- RECORDS FOR PROCESSING:
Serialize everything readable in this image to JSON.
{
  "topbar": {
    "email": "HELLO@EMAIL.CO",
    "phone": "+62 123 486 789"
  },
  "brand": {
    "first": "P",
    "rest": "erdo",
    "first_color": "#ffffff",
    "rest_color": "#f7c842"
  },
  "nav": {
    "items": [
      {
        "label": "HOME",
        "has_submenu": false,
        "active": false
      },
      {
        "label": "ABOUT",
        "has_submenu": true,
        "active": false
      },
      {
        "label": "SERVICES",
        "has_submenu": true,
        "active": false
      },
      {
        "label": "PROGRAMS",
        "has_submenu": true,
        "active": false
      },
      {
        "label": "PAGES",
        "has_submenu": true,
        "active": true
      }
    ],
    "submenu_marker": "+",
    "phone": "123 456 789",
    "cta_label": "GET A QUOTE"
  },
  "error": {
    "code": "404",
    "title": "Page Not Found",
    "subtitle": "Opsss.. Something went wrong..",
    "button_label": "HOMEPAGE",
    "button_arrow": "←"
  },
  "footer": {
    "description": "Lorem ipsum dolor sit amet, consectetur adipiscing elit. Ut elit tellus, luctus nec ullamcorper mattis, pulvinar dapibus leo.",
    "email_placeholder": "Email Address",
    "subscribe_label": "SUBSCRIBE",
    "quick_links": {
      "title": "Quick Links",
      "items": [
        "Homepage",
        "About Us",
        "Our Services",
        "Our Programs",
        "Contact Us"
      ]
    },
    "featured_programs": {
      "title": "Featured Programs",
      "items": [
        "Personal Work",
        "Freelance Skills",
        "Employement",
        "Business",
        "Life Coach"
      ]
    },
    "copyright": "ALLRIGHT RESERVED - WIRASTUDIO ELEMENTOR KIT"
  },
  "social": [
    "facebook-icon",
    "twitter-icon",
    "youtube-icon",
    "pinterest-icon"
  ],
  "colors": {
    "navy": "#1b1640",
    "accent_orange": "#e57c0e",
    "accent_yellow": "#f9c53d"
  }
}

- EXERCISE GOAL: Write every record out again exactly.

- WRITTEN ANSWER:
Serialize everything readable in this image to JSON.
{
  "topbar": {
    "email": "HELLO@EMAIL.CO",
    "phone": "+62 123 486 789"
  },
  "brand": {
    "first": "P",
    "rest": "erdo",
    "first_color": "#ffffff",
    "rest_color": "#f7c842"
  },
  "nav": {
    "items": [
      {
        "label": "HOME",
        "has_submenu": false,
        "active": false
      },
      {
        "label": "ABOUT",
        "has_submenu": true,
        "active": false
      },
      {
        "label": "SERVICES",
        "has_submenu": true,
        "active": false
      },
      {
        "label": "PROGRAMS",
        "has_submenu": true,
        "active": false
      },
      {
        "label": "PAGES",
        "has_submenu": true,
        "active": true
      }
    ],
    "submenu_marker": "+",
    "phone": "123 456 789",
    "cta_label": "GET A QUOTE"
  },
  "error": {
    "code": "404",
    "title": "Page Not Found",
    "subtitle": "Opsss.. Something went wrong..",
    "button_label": "HOMEPAGE",
    "button_arrow": "←"
  },
  "footer": {
    "description": "Lorem ipsum dolor sit amet, consectetur adipiscing elit. Ut elit tellus, luctus nec ullamcorper mattis, pulvinar dapibus leo.",
    "email_placeholder": "Email Address",
    "subscribe_label": "SUBSCRIBE",
    "quick_links": {
      "title": "Quick Links",
      "items": [
        "Homepage",
        "About Us",
        "Our Services",
        "Our Programs",
        "Contact Us"
      ]
    },
    "featured_programs": {
      "title": "Featured Programs",
      "items": [
        "Personal Work",
        "Freelance Skills",
        "Employement",
        "Business",
        "Life Coach"
      ]
    },
    "copyright": "ALLRIGHT RESERVED - WIRASTUDIO ELEMENTOR KIT"
  },
  "social": [
    "facebook-icon",
    "twitter-icon",
    "youtube-icon",
    "pinterest-icon"
  ],
  "colors": {
    "navy": "#1b1640",
    "accent_orange": "#e57c0e",
    "accent_yellow": "#f9c53d"
  }
}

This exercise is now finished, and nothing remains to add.